Virtual Reality in the Emergency Department of the Zaans Medical Center, read all about the application of VR for patient distraction during medical emergency procedures. Resulting in better care delivery and a more relaxed procedure.
“Virtual Reality distraction allows for more comfort during blood draw in pediatrics, reducing the fear of the procedure.”
The interest in Virtual Reality
Virtual Reality (VR) in the emergency department (ED) of the Zaans Medical Center. The implementation of VR all started with the enthusiasm of Roy Janssen about the use of VR in healthcare. As part of his emergency nurse education program, he investigated the application of VR for distraction patients during minor medical procedures in the ED.
Virtual Reality in practice
The VR headset is used during medical procedures such as stitching, blood draw or when applying plasters or dressings. Patients are informed about use of the VR headset via posters in the waiting room and can ask for them during their treatment. Caregivers can also introduce it when feeling like a patient may benefit from it. During minor medical emergency procedures patients can watch various environments with SyncVR Relax & Distract (CE certified). Whilst receiving care, patients are distracted with, for example, a video of dolphins or playing a safari game.
Results and implementation
In the study, patients were asked to complete a questionnaire including questions about pain experience, ease of use, and whether they would recommend it to others. Whereas younger patients were excited, not all elderly patients were, because of their inexperience with VR technologies.
Especially for blood draw, distraction with VR allows for more comfort in pediatrics, reducing the fear of the procedure. A major benefit mentioned by caregivers is that in comparison with distraction via YouTube videos, the patient is moving less when using VR. Use of VR headsets resulted in a more relaxed procedure and better care delivery.
“The VR headsets result in a more relaxed procedure and better care delivery.”
VR is already successfully used in the ED, so what is next? The department is currently investigating even more applications of VR for their patients.
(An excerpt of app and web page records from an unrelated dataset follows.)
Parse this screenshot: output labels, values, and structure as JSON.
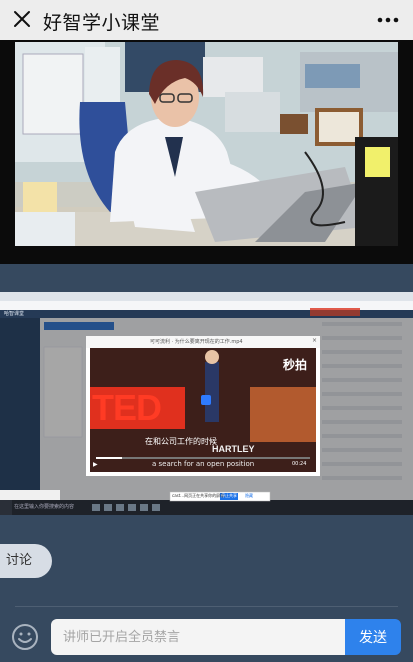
{
  "header": {
    "title": "好智学小课堂",
    "close_icon": "close-icon",
    "more_icon": "more-icon"
  },
  "video": {
    "description_icon": "teacher-video",
    "colors": {
      "background": "#0b0b0b",
      "wall": "#cfd9dc",
      "coat": "#f3f4f7"
    }
  },
  "screen_share": {
    "app_title": "哈智课堂",
    "modal_title": "可可流利 · 为什么要离开现在的工作.mp4",
    "brand_text": "秒拍",
    "ted_text": "TED",
    "subtitle_cn": "在和公司工作的时候",
    "subtitle_en": "a search for an open position",
    "speaker_text": "HARTLEY",
    "timer": "00:24",
    "taskbar_search": "在这里输入你要搜索的内容",
    "toast_text": "cast...网页正在共享你的屏幕...",
    "toast_button": "停止共享",
    "toast_hide": "隐藏"
  },
  "discussion": {
    "tab_label": "讨论"
  },
  "input": {
    "placeholder": "讲师已开启全员禁言",
    "send_label": "发送",
    "emoji_icon": "emoji-icon"
  },
  "colors": {
    "accent": "#2e82ec",
    "page_bg": "#36495f",
    "topbar_bg": "#ededed"
  }
}
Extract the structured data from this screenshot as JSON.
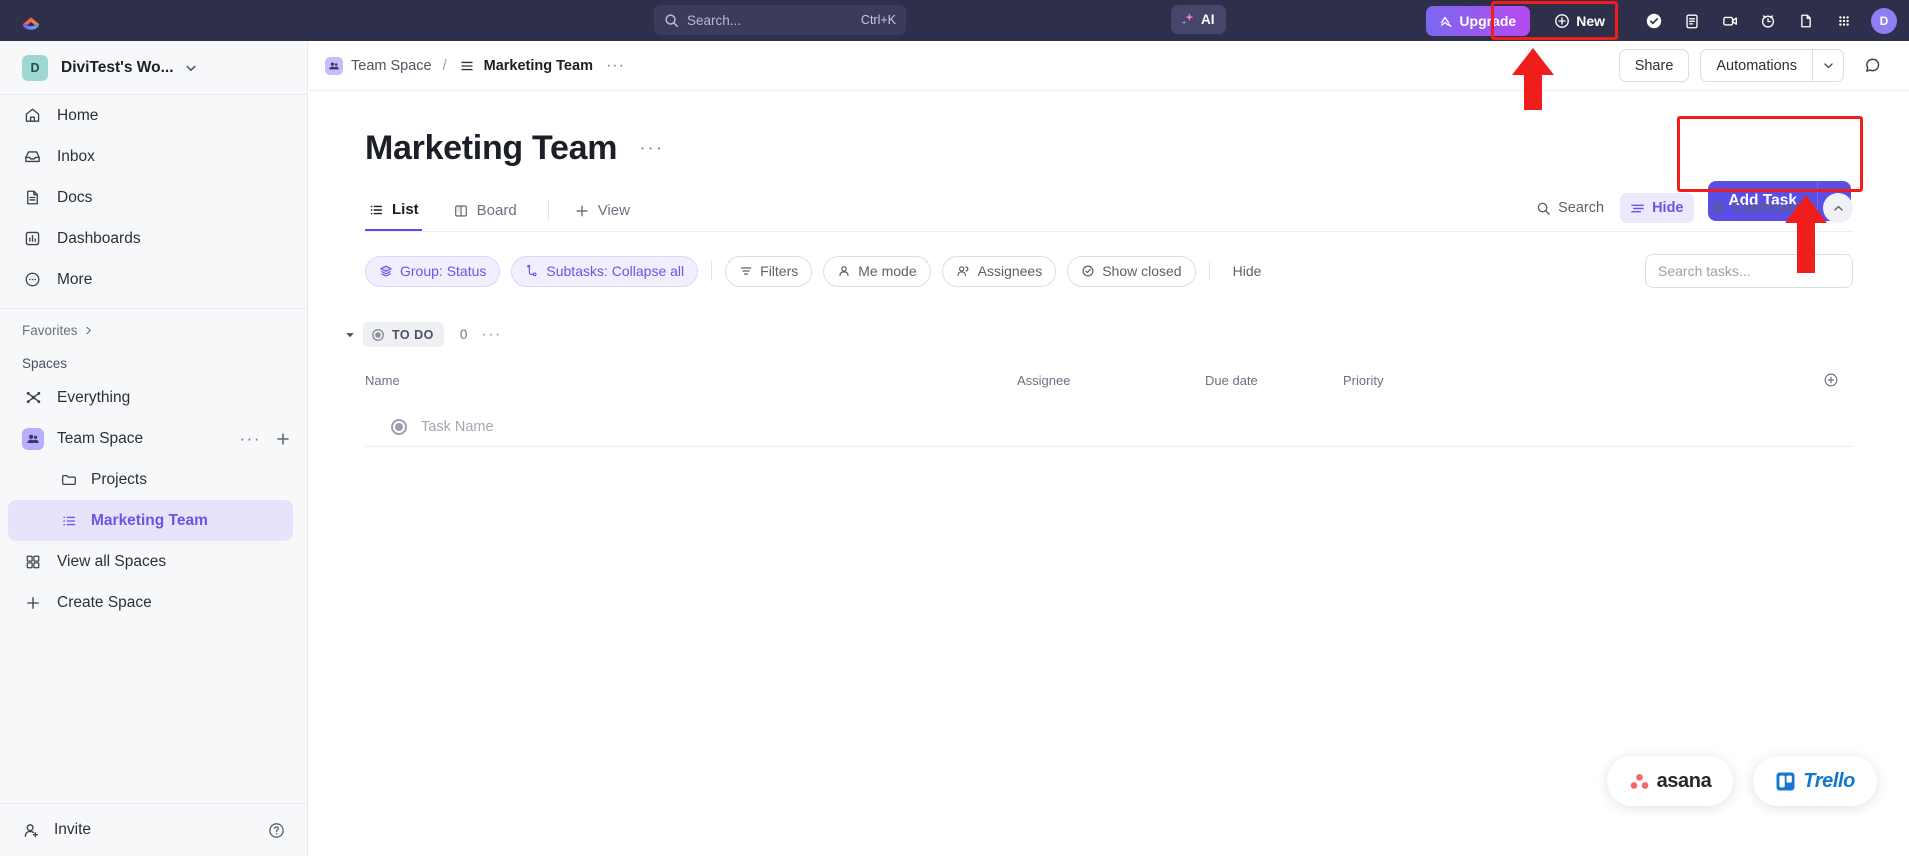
{
  "topbar": {
    "logo_icon": "clickup-logo-icon",
    "search": {
      "icon": "search-icon",
      "placeholder": "Search...",
      "shortcut": "Ctrl+K"
    },
    "ai_button": {
      "icon": "sparkle-icon",
      "label": "AI"
    },
    "upgrade_button": {
      "icon": "rocket-icon",
      "label": "Upgrade"
    },
    "new_button": {
      "icon": "plus-circle-icon",
      "label": "New"
    },
    "icons": [
      {
        "name": "check-circle-icon"
      },
      {
        "name": "clipboard-icon"
      },
      {
        "name": "video-camera-icon"
      },
      {
        "name": "alarm-clock-icon"
      },
      {
        "name": "document-icon"
      },
      {
        "name": "app-grid-icon"
      }
    ],
    "avatar": {
      "initial": "D"
    },
    "accent_purple": "#7b68ee",
    "bar_bg": "#2e2f4a"
  },
  "sidebar": {
    "workspace": {
      "initial": "D",
      "name": "DiviTest's Wo...",
      "chevron_icon": "chevron-down-icon"
    },
    "nav": [
      {
        "label": "Home",
        "icon": "home-icon"
      },
      {
        "label": "Inbox",
        "icon": "inbox-icon"
      },
      {
        "label": "Docs",
        "icon": "docs-icon"
      },
      {
        "label": "Dashboards",
        "icon": "dashboards-icon"
      },
      {
        "label": "More",
        "icon": "more-circle-icon"
      }
    ],
    "favorites": {
      "label": "Favorites",
      "chevron_icon": "chevron-right-icon"
    },
    "spaces_label": "Spaces",
    "spaces": [
      {
        "label": "Everything",
        "icon": "everything-icon"
      },
      {
        "label": "Team Space",
        "icon": "team-space-icon",
        "actions": [
          "ellipsis-icon",
          "plus-icon"
        ]
      }
    ],
    "space_children": [
      {
        "label": "Projects",
        "icon": "folder-icon",
        "active": false
      },
      {
        "label": "Marketing Team",
        "icon": "list-icon",
        "active": true
      }
    ],
    "footer_links": [
      {
        "label": "View all Spaces",
        "icon": "grid-squares-icon"
      },
      {
        "label": "Create Space",
        "icon": "plus-icon"
      }
    ],
    "bottom": {
      "invite_label": "Invite",
      "invite_icon": "user-plus-icon",
      "help_icon": "help-circle-icon"
    },
    "active_color": "#6a55e6"
  },
  "breadcrumb": {
    "items": [
      {
        "label": "Team Space",
        "icon": "team-space-icon",
        "current": false
      },
      {
        "label": "Marketing Team",
        "icon": "list-icon",
        "current": true
      }
    ],
    "separator": "/",
    "dots": "···",
    "share_label": "Share",
    "automations_label": "Automations",
    "automations_chevron": "chevron-down-icon",
    "search_icon": "comment-search-icon"
  },
  "page": {
    "title": "Marketing Team",
    "title_dots": "···",
    "add_task": {
      "label": "Add Task",
      "chevron_icon": "chevron-down-icon",
      "color": "#5b4ee5"
    }
  },
  "view_tabs": {
    "tabs": [
      {
        "label": "List",
        "icon": "list-icon",
        "active": true
      },
      {
        "label": "Board",
        "icon": "board-icon",
        "active": false
      }
    ],
    "add_view": {
      "label": "View",
      "icon": "plus-icon"
    },
    "right_actions": [
      {
        "label": "Search",
        "icon": "search-icon",
        "style": "plain"
      },
      {
        "label": "Hide",
        "icon": "sliders-icon",
        "style": "purple"
      },
      {
        "label": "Customize",
        "icon": "gear-icon",
        "style": "plain"
      }
    ],
    "collapse_icon": "chevron-up-icon"
  },
  "filter_bar": {
    "chips": [
      {
        "label": "Group: Status",
        "icon": "layers-icon",
        "style": "purple"
      },
      {
        "label": "Subtasks: Collapse all",
        "icon": "subtask-icon",
        "style": "purple"
      },
      {
        "label": "Filters",
        "icon": "filter-icon",
        "style": "plain"
      },
      {
        "label": "Me mode",
        "icon": "person-icon",
        "style": "plain"
      },
      {
        "label": "Assignees",
        "icon": "people-icon",
        "style": "plain"
      },
      {
        "label": "Show closed",
        "icon": "check-circle-icon",
        "style": "plain"
      }
    ],
    "hide_label": "Hide",
    "search_tasks_placeholder": "Search tasks..."
  },
  "task_group": {
    "caret_icon": "caret-down-icon",
    "status_icon": "status-circle-icon",
    "status_label": "TO DO",
    "count": "0",
    "dots": "···"
  },
  "table": {
    "columns": [
      "Name",
      "Assignee",
      "Due date",
      "Priority"
    ],
    "add_column_icon": "plus-circle-icon",
    "rows": [
      {
        "status_icon": "status-circle-icon",
        "name": "Task Name"
      }
    ]
  },
  "widgets": [
    {
      "name": "asana",
      "label": "asana",
      "icon": "asana-dots-icon",
      "color": "#f06a6a"
    },
    {
      "name": "trello",
      "label": "Trello",
      "icon": "trello-board-icon",
      "color": "#1476cf"
    }
  ],
  "annotations": {
    "color": "#f01d1d",
    "highlight_boxes": [
      "new-button",
      "add-task-button"
    ],
    "arrows": [
      "arrow-to-new-button",
      "arrow-to-add-task-button"
    ]
  }
}
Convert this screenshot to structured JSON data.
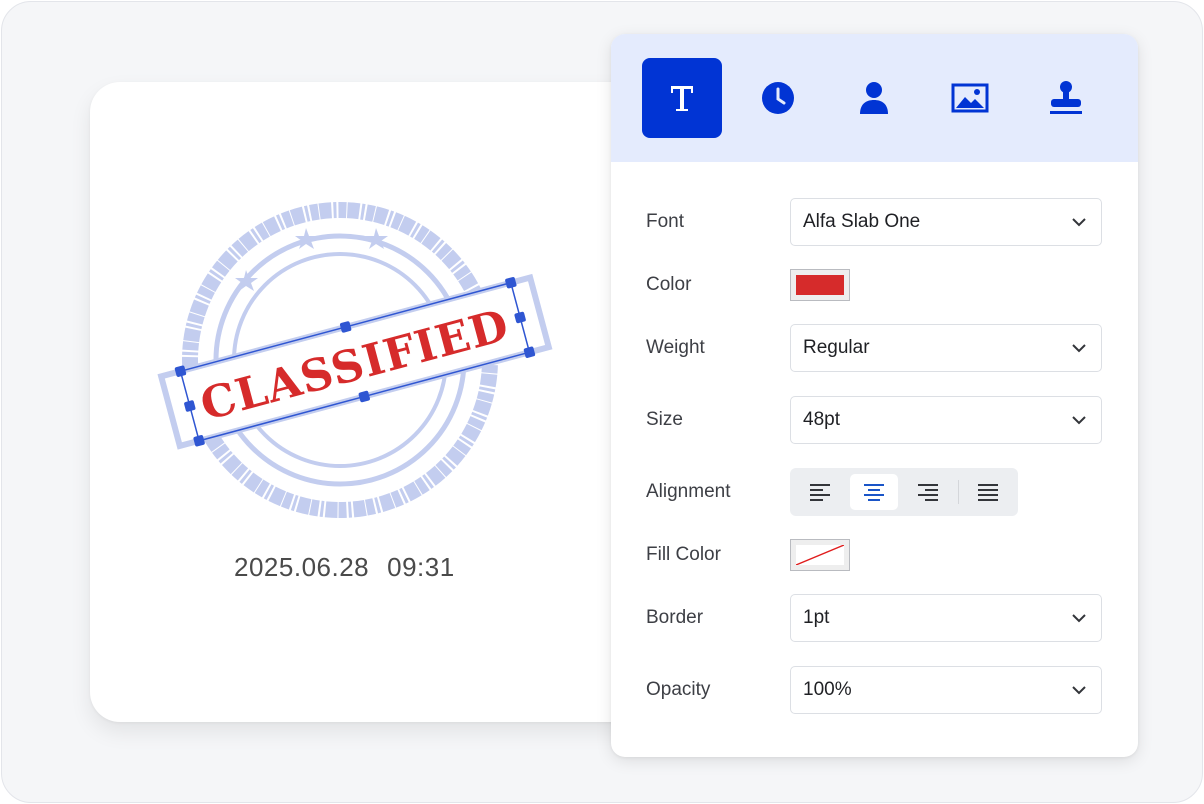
{
  "stamp": {
    "text": "CLASSIFIED",
    "date": "2025.06.28",
    "time": "09:31",
    "text_color": "#d62b2b",
    "ring_color": "#c3cdef",
    "selection_color": "#2f56d2"
  },
  "toolbar": {
    "tools": [
      {
        "icon": "text-icon",
        "active": true
      },
      {
        "icon": "clock-icon",
        "active": false
      },
      {
        "icon": "person-icon",
        "active": false
      },
      {
        "icon": "image-icon",
        "active": false
      },
      {
        "icon": "stamp-icon",
        "active": false
      }
    ],
    "accent": "#0134d4"
  },
  "properties": {
    "font": {
      "label": "Font",
      "value": "Alfa Slab One"
    },
    "color": {
      "label": "Color",
      "value": "#d62b2b"
    },
    "weight": {
      "label": "Weight",
      "value": "Regular"
    },
    "size": {
      "label": "Size",
      "value": "48pt"
    },
    "alignment": {
      "label": "Alignment",
      "options": [
        "left",
        "center",
        "right",
        "justify"
      ],
      "selected": "center"
    },
    "fill_color": {
      "label": "Fill Color",
      "value": "none"
    },
    "border": {
      "label": "Border",
      "value": "1pt"
    },
    "opacity": {
      "label": "Opacity",
      "value": "100%"
    }
  }
}
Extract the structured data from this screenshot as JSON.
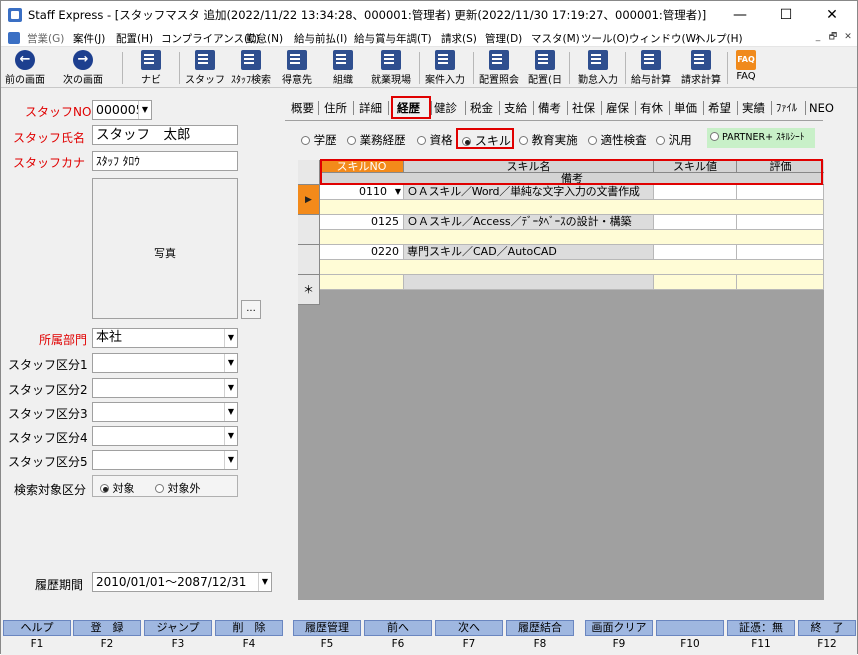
{
  "window": {
    "title": "Staff Express - [スタッフマスタ 追加(2022/11/22 13:34:28、000001:管理者) 更新(2022/11/30 17:19:27、000001:管理者)]",
    "minimize": "—",
    "maximize": "☐",
    "close": "✕"
  },
  "menu": {
    "items": [
      "営業(G)",
      "案件(J)",
      "配置(H)",
      "コンプライアンス(C)",
      "勤怠(N)",
      "給与前払(I)",
      "給与賞与年調(T)",
      "請求(S)",
      "管理(D)",
      "マスタ(M)",
      "ツール(O)",
      "ウィンドウ(W)",
      "ヘルプ(H)"
    ],
    "mdi": [
      "_",
      "🗗",
      "✕"
    ]
  },
  "toolbar": {
    "items": [
      "前の画面",
      "次の画面",
      "ナビ",
      "スタッフ",
      "ｽﾀｯﾌ検索",
      "得意先",
      "組織",
      "就業現場",
      "案件入力",
      "配置照会",
      "配置(日",
      "勤怠入力",
      "給与計算",
      "請求計算",
      "FAQ"
    ],
    "faq_badge": "FAQ"
  },
  "staff": {
    "no_label": "スタッフNO",
    "no_value": "000005",
    "name_label": "スタッフ氏名",
    "name_value": "スタッフ　太郎",
    "kana_label": "スタッフカナ",
    "kana_value": "ｽﾀｯﾌ ﾀﾛｳ",
    "photo_label": "写真",
    "photo_button": "...",
    "dept_label": "所属部門",
    "dept_value": "本社",
    "kubun_labels": [
      "スタッフ区分1",
      "スタッフ区分2",
      "スタッフ区分3",
      "スタッフ区分4",
      "スタッフ区分5"
    ],
    "search_label": "検索対象区分",
    "search_on": "対象",
    "search_off": "対象外",
    "period_label": "履歴期間",
    "period_value": "2010/01/01～2087/12/31"
  },
  "tabs": [
    "概要",
    "住所",
    "詳細",
    "経歴",
    "健診",
    "税金",
    "支給",
    "備考",
    "社保",
    "雇保",
    "有休",
    "単価",
    "希望",
    "実績",
    "ﾌｧｲﾙ",
    "NEO"
  ],
  "history_types": [
    "学歴",
    "業務経歴",
    "資格",
    "スキル",
    "教育実施",
    "適性検査",
    "汎用"
  ],
  "partner_button": "PARTNER+ ｽｷﾙｼｰﾄ",
  "grid": {
    "headers": [
      "スキルNO",
      "スキル名",
      "スキル値",
      "評価"
    ],
    "sub_header": "備考",
    "rows": [
      {
        "no": "0110",
        "name": "ＯＡスキル／Word／単純な文字入力の文書作成"
      },
      {
        "no": "0125",
        "name": "ＯＡスキル／Access／ﾃﾞｰﾀﾍﾞｰｽの設計・構築"
      },
      {
        "no": "0220",
        "name": "専門スキル／CAD／AutoCAD"
      }
    ],
    "new_row_marker": "＊"
  },
  "fkeys": [
    {
      "label": "ヘルプ",
      "key": "F1"
    },
    {
      "label": "登　録",
      "key": "F2"
    },
    {
      "label": "ジャンプ",
      "key": "F3"
    },
    {
      "label": "削　除",
      "key": "F4"
    },
    {
      "label": "履歴管理",
      "key": "F5"
    },
    {
      "label": "前へ",
      "key": "F6"
    },
    {
      "label": "次へ",
      "key": "F7"
    },
    {
      "label": "履歴結合",
      "key": "F8"
    },
    {
      "label": "画面クリア",
      "key": "F9"
    },
    {
      "label": "",
      "key": "F10"
    },
    {
      "label": "証憑：無",
      "key": "F11"
    },
    {
      "label": "終　了",
      "key": "F12"
    }
  ]
}
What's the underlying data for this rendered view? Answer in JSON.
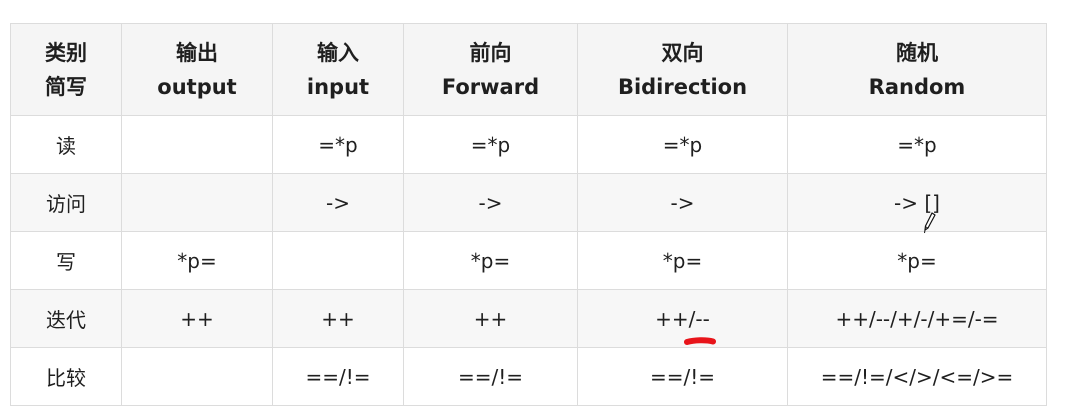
{
  "header": {
    "category": [
      "类别",
      "简写"
    ],
    "columns": [
      {
        "zh": "输出",
        "en": "output"
      },
      {
        "zh": "输入",
        "en": "input"
      },
      {
        "zh": "前向",
        "en": "Forward"
      },
      {
        "zh": "双向",
        "en": "Bidirection"
      },
      {
        "zh": "随机",
        "en": "Random"
      }
    ]
  },
  "rows": [
    {
      "label": "读",
      "cells": [
        "",
        "=*p",
        "=*p",
        "=*p",
        "=*p"
      ]
    },
    {
      "label": "访问",
      "cells": [
        "",
        "->",
        "->",
        "->",
        "-> []"
      ]
    },
    {
      "label": "写",
      "cells": [
        "*p=",
        "",
        "*p=",
        "*p=",
        "*p="
      ]
    },
    {
      "label": "迭代",
      "cells": [
        "++",
        "++",
        "++",
        "++/--",
        "++/--/+/-/+=/-="
      ]
    },
    {
      "label": "比较",
      "cells": [
        "",
        "==/!=",
        "==/!=",
        "==/!=",
        "==/!=/</>/<=/>="
      ]
    }
  ],
  "colors": {
    "header_bg": "#f5f5f5",
    "border": "#dcdcdc",
    "stripe_bg": "#f7f7f7",
    "annotation_red": "#e8141a"
  },
  "icons": {
    "cursor": "pen-cursor-icon"
  }
}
Whereas VR is already offered during minor procedures, they are considering using it in more complex emergency interventions. So perhaps, VR applications will be stretched out, helping even more patients.